(Data provided Opens)

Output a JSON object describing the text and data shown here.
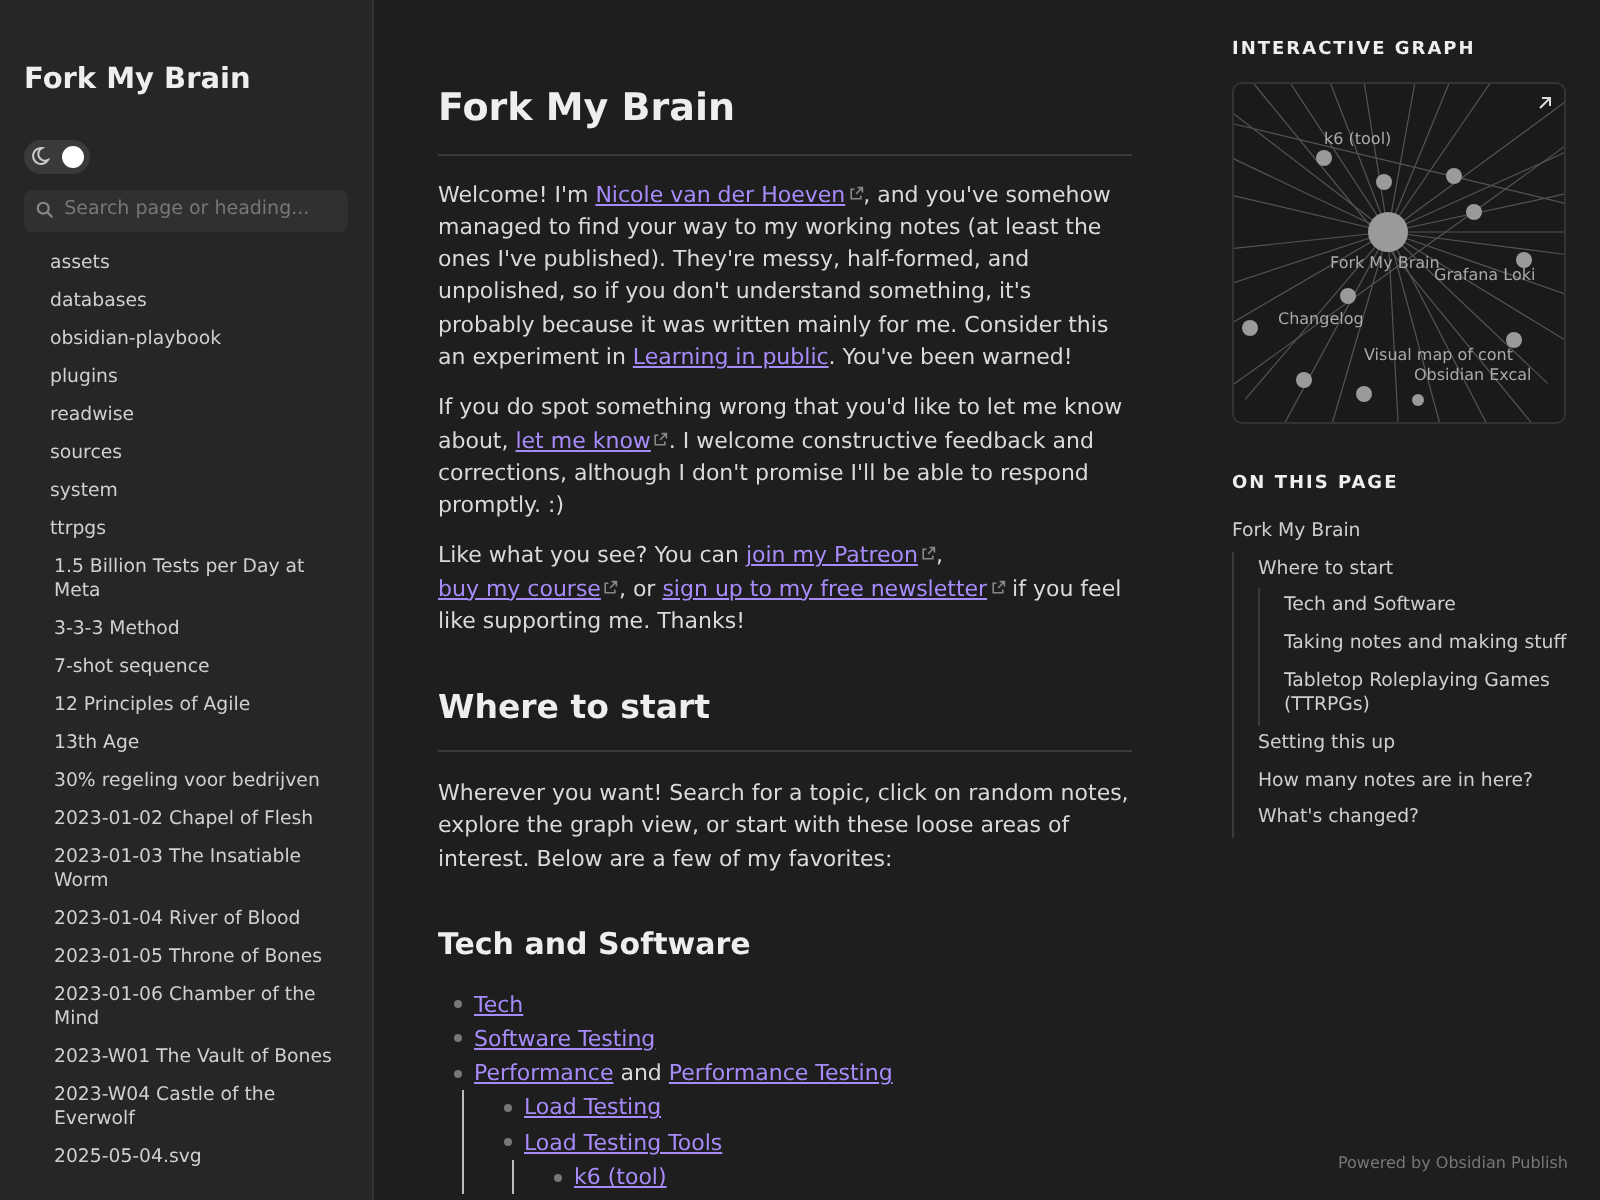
{
  "site_title": "Fork My Brain",
  "theme_toggle": {
    "dark": true
  },
  "search": {
    "placeholder": "Search page or heading..."
  },
  "sidebar": {
    "items": [
      {
        "label": "assets",
        "kind": "folder"
      },
      {
        "label": "databases",
        "kind": "folder"
      },
      {
        "label": "obsidian-playbook",
        "kind": "folder"
      },
      {
        "label": "plugins",
        "kind": "folder"
      },
      {
        "label": "readwise",
        "kind": "folder"
      },
      {
        "label": "sources",
        "kind": "folder"
      },
      {
        "label": "system",
        "kind": "folder"
      },
      {
        "label": "ttrpgs",
        "kind": "folder"
      },
      {
        "label": "1.5 Billion Tests per Day at Meta",
        "kind": "file"
      },
      {
        "label": "3-3-3 Method",
        "kind": "file"
      },
      {
        "label": "7-shot sequence",
        "kind": "file"
      },
      {
        "label": "12 Principles of Agile",
        "kind": "file"
      },
      {
        "label": "13th Age",
        "kind": "file"
      },
      {
        "label": "30% regeling voor bedrijven",
        "kind": "file"
      },
      {
        "label": "2023-01-02 Chapel of Flesh",
        "kind": "file"
      },
      {
        "label": "2023-01-03 The Insatiable Worm",
        "kind": "file"
      },
      {
        "label": "2023-01-04 River of Blood",
        "kind": "file"
      },
      {
        "label": "2023-01-05 Throne of Bones",
        "kind": "file"
      },
      {
        "label": "2023-01-06 Chamber of the Mind",
        "kind": "file"
      },
      {
        "label": "2023-W01 The Vault of Bones",
        "kind": "file"
      },
      {
        "label": "2023-W04 Castle of the Everwolf",
        "kind": "file"
      },
      {
        "label": "2025-05-04.svg",
        "kind": "file"
      }
    ]
  },
  "article": {
    "title": "Fork My Brain",
    "intro": [
      [
        {
          "kind": "text",
          "text": "Welcome! I'm "
        },
        {
          "kind": "link",
          "text": "Nicole van der Hoeven",
          "external": true
        },
        {
          "kind": "text",
          "text": ", and you've somehow managed to find your way to my working notes (at least the ones I've published). They're messy, half-formed, and unpolished, so if you don't understand something, it's probably because it was written mainly for me. Consider this an experiment in "
        },
        {
          "kind": "link",
          "text": "Learning in public",
          "external": false
        },
        {
          "kind": "text",
          "text": ". You've been warned!"
        }
      ],
      [
        {
          "kind": "text",
          "text": "If you do spot something wrong that you'd like to let me know about, "
        },
        {
          "kind": "link",
          "text": "let me know",
          "external": true
        },
        {
          "kind": "text",
          "text": ". I welcome constructive feedback and corrections, although I don't promise I'll be able to respond promptly. :)"
        }
      ],
      [
        {
          "kind": "text",
          "text": "Like what you see? You can "
        },
        {
          "kind": "link",
          "text": "join my Patreon",
          "external": true
        },
        {
          "kind": "text",
          "text": ", "
        },
        {
          "kind": "link",
          "text": "buy my course",
          "external": true
        },
        {
          "kind": "text",
          "text": ", or "
        },
        {
          "kind": "link",
          "text": "sign up to my free newsletter",
          "external": true
        },
        {
          "kind": "text",
          "text": " if you feel like supporting me. Thanks!"
        }
      ]
    ],
    "section_title": "Where to start",
    "section_text": "Wherever you want! Search for a topic, click on random notes, explore the graph view, or start with these loose areas of interest. Below are a few of my favorites:",
    "subsection_title": "Tech and Software",
    "list": [
      {
        "parts": [
          {
            "kind": "link",
            "text": "Tech"
          }
        ]
      },
      {
        "parts": [
          {
            "kind": "link",
            "text": "Software Testing"
          }
        ]
      },
      {
        "parts": [
          {
            "kind": "link",
            "text": "Performance"
          },
          {
            "kind": "text",
            "text": " and "
          },
          {
            "kind": "link",
            "text": "Performance Testing"
          }
        ],
        "children": [
          {
            "parts": [
              {
                "kind": "link",
                "text": "Load Testing"
              }
            ]
          },
          {
            "parts": [
              {
                "kind": "link",
                "text": "Load Testing Tools"
              }
            ],
            "children": [
              {
                "parts": [
                  {
                    "kind": "link",
                    "text": "k6 (tool)"
                  }
                ]
              }
            ]
          }
        ]
      }
    ]
  },
  "graph": {
    "title": "INTERACTIVE GRAPH",
    "nodes": [
      "k6 (tool)",
      "Fork My Brain",
      "Grafana Loki",
      "Changelog",
      "Visual map of cont",
      "Obsidian Excal"
    ]
  },
  "toc": {
    "title": "ON THIS PAGE",
    "items": [
      {
        "label": "Fork My Brain",
        "children": [
          {
            "label": "Where to start",
            "children": [
              {
                "label": "Tech and Software"
              },
              {
                "label": "Taking notes and making stuff"
              },
              {
                "label": "Tabletop Roleplaying Games (TTRPGs)"
              }
            ]
          },
          {
            "label": "Setting this up"
          },
          {
            "label": "How many notes are in here?"
          },
          {
            "label": "What's changed?"
          }
        ]
      }
    ]
  },
  "footer": "Powered by Obsidian Publish"
}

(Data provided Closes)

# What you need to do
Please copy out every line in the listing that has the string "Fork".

# Written solution
  "site_title": "Fork My Brain",
    "title": "Fork My Brain",
      "Fork My Brain",
        "label": "Fork My Brain",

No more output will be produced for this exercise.